Editorial: Right call from Bragdon; more work for LGC
That was fast. Just three days after the embattled Local Government Center announced that Peter Bragdon would be its new executive director, Bragdon announced his resignation as president of the New Hampshire Senate, rightly concluding that he could not in good conscience hold both posts simultaneously.

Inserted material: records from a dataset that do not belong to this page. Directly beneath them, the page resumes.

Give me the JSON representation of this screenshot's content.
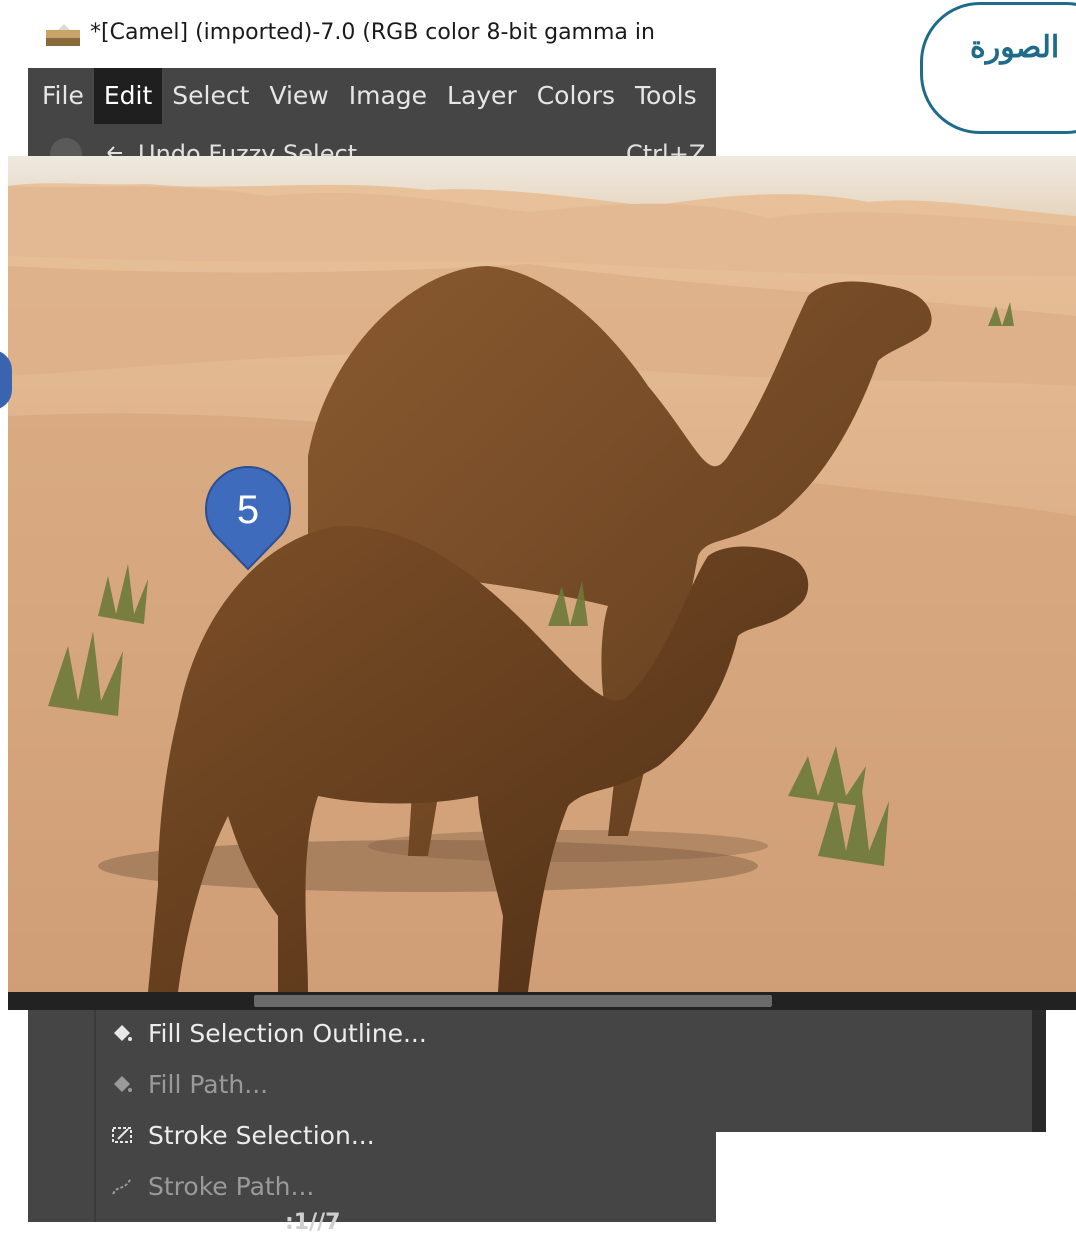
{
  "window": {
    "title": "*[Camel] (imported)-7.0 (RGB color 8-bit gamma in"
  },
  "menubar": {
    "items": [
      {
        "label": "File"
      },
      {
        "label": "Edit",
        "active": true
      },
      {
        "label": "Select"
      },
      {
        "label": "View"
      },
      {
        "label": "Image"
      },
      {
        "label": "Layer"
      },
      {
        "label": "Colors"
      },
      {
        "label": "Tools"
      }
    ]
  },
  "edit_menu": {
    "undo": {
      "label": "Undo Fuzzy Select",
      "shortcut": "Ctrl+Z"
    },
    "fill_selection_outline": {
      "label": "Fill Selection Outline...",
      "enabled": true
    },
    "fill_path": {
      "label": "Fill Path...",
      "enabled": false
    },
    "stroke_selection": {
      "label": "Stroke Selection...",
      "enabled": true
    },
    "stroke_path": {
      "label": "Stroke Path...",
      "enabled": false
    },
    "next_partial": ":1//7"
  },
  "annotation": {
    "arabic_label": "الصورة",
    "step_number": "5",
    "bubble_color": "#1f6b8a",
    "marker_color": "#3a64b0"
  },
  "image_canvas": {
    "content": "desert-camels-photo"
  }
}
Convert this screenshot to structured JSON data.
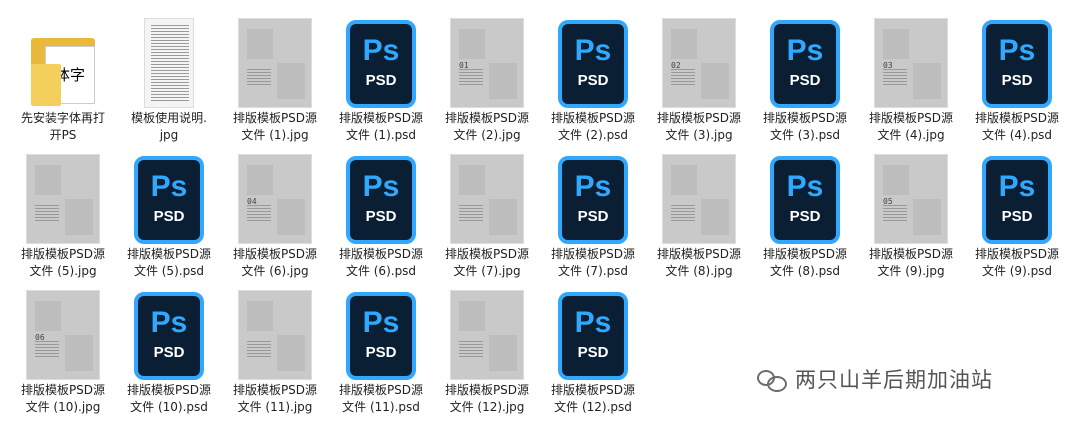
{
  "files": [
    {
      "name": "先安装字体再打\n开PS",
      "type": "folder"
    },
    {
      "name": "模板使用说明.\njpg",
      "type": "jpg-guide"
    },
    {
      "name": "排版模板PSD源\n文件 (1).jpg",
      "type": "jpg"
    },
    {
      "name": "排版模板PSD源\n文件 (1).psd",
      "type": "psd"
    },
    {
      "name": "排版模板PSD源\n文件 (2).jpg",
      "type": "jpg",
      "num": "01"
    },
    {
      "name": "排版模板PSD源\n文件 (2).psd",
      "type": "psd"
    },
    {
      "name": "排版模板PSD源\n文件 (3).jpg",
      "type": "jpg",
      "num": "02"
    },
    {
      "name": "排版模板PSD源\n文件 (3).psd",
      "type": "psd"
    },
    {
      "name": "排版模板PSD源\n文件 (4).jpg",
      "type": "jpg",
      "num": "03"
    },
    {
      "name": "排版模板PSD源\n文件 (4).psd",
      "type": "psd"
    },
    {
      "name": "排版模板PSD源\n文件 (5).jpg",
      "type": "jpg"
    },
    {
      "name": "排版模板PSD源\n文件 (5).psd",
      "type": "psd"
    },
    {
      "name": "排版模板PSD源\n文件 (6).jpg",
      "type": "jpg",
      "num": "04"
    },
    {
      "name": "排版模板PSD源\n文件 (6).psd",
      "type": "psd"
    },
    {
      "name": "排版模板PSD源\n文件 (7).jpg",
      "type": "jpg"
    },
    {
      "name": "排版模板PSD源\n文件 (7).psd",
      "type": "psd"
    },
    {
      "name": "排版模板PSD源\n文件 (8).jpg",
      "type": "jpg"
    },
    {
      "name": "排版模板PSD源\n文件 (8).psd",
      "type": "psd"
    },
    {
      "name": "排版模板PSD源\n文件 (9).jpg",
      "type": "jpg",
      "num": "05"
    },
    {
      "name": "排版模板PSD源\n文件 (9).psd",
      "type": "psd"
    },
    {
      "name": "排版模板PSD源\n文件 (10).jpg",
      "type": "jpg",
      "num": "06"
    },
    {
      "name": "排版模板PSD源\n文件 (10).psd",
      "type": "psd"
    },
    {
      "name": "排版模板PSD源\n文件 (11).jpg",
      "type": "jpg"
    },
    {
      "name": "排版模板PSD源\n文件 (11).psd",
      "type": "psd"
    },
    {
      "name": "排版模板PSD源\n文件 (12).jpg",
      "type": "jpg"
    },
    {
      "name": "排版模板PSD源\n文件 (12).psd",
      "type": "psd"
    }
  ],
  "ps_icon": {
    "title": "Ps",
    "subtitle": "PSD"
  },
  "folder_icon_text": "体字",
  "watermark": "两只山羊后期加油站",
  "colors": {
    "ps_blue": "#31a8ff",
    "ps_bg": "#0a1f33",
    "folder": "#e8b93b"
  }
}
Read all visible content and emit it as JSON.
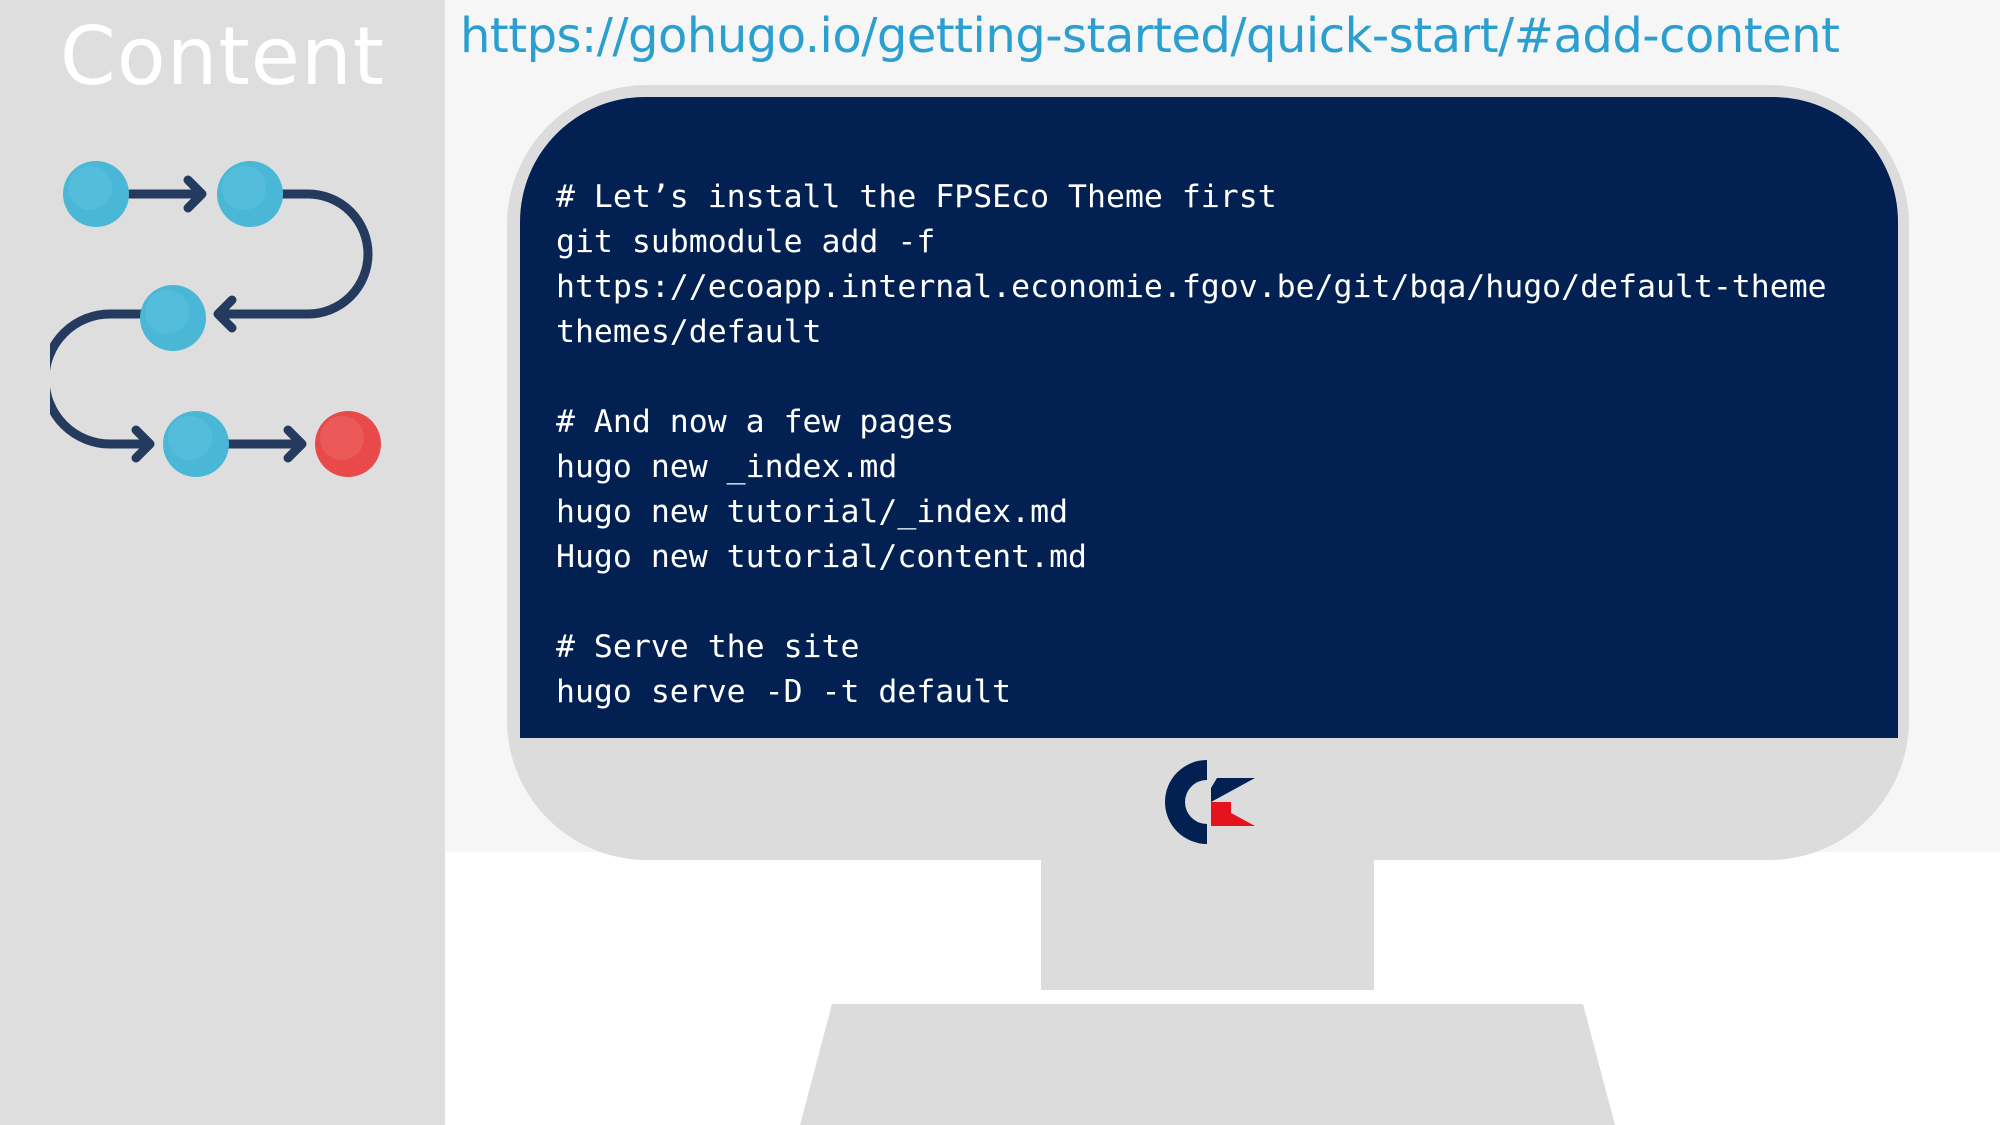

The Concord-based LGC operates enormous public risk pools that provide insurance coverage to municipal governments across the state. It has been engaged in a high-stakes legal battle with state regulators for years; the latest chapter is soon to be played out before the state Supreme Court. The Senate president controls the agenda of the Senate and plays a key role in setting the budgets of state agencies, including the regulators overseeing the LGC. Just last month, Bragdon named a Senate colleague to a study committee investigating the state law governing risk pools like the ones the LGC operates. Clearly the possibilities for conflicts, real and perceived, were myriad. Could the same person run the state Senate and simultaneously fight the state in court? Could the LGC’s regulators get fair treatment by Senate budget-writers? Would the risk pool study committee be able to truly work independently? Would lobbyists for the LGC or the New Hampshire Municipal Association get an extra-sympathetic ear from the Senate?
Bragdon’s brief dual roles created a roar of protests, which his resignation will quell – at least those concerning the reputation and operation of the Senate itself. But the episode raised real questions about the actions of the LGC itself, and, once again, the organization will need to work hard to restore the trust of the taxpayers whose money finances the organization.
What made Bragdon the best to lead the LGC? Was it his insurance expertise? He worked for just two years as operations manager at Comp-Sigma Limited in Concord, a third-party administrator for self-insured workers’ compensation trusts. More likely, it was his powerful political perch at the State House – for a $180,000 salary, the LGC appeared to be buying itself access to power and the hopes of better relations with state government. What exactly was the LGC board hoping to get for its money?
The Local Government Center’s fight with the state is a complicated affair. The state Bureau of Securities Regulation accused the LGC of failing to return surplus money from its pooled risk programs to its member towns and school districts; improperly transferring assets; and improperly spending money for purposes beyond those permitted by state law. The LGC said it was building up its reserves to protect against unforeseen disaster and argued state law does not specify how much surplus is too much. It was ordered last year to refund $50 million as a result of financial mismanagement that a hearing officer called an “insult” to those municipalities.
Putting aside the merits of the state’s case, the LGC has over many, many months appeared secretive and stubborn. It has given the impression that the only problems it had to solve were matters of public relations – rather than projecting a true desire to operate with transparency and in the best interest of its members. The Bragdon affair has only underscored that perception.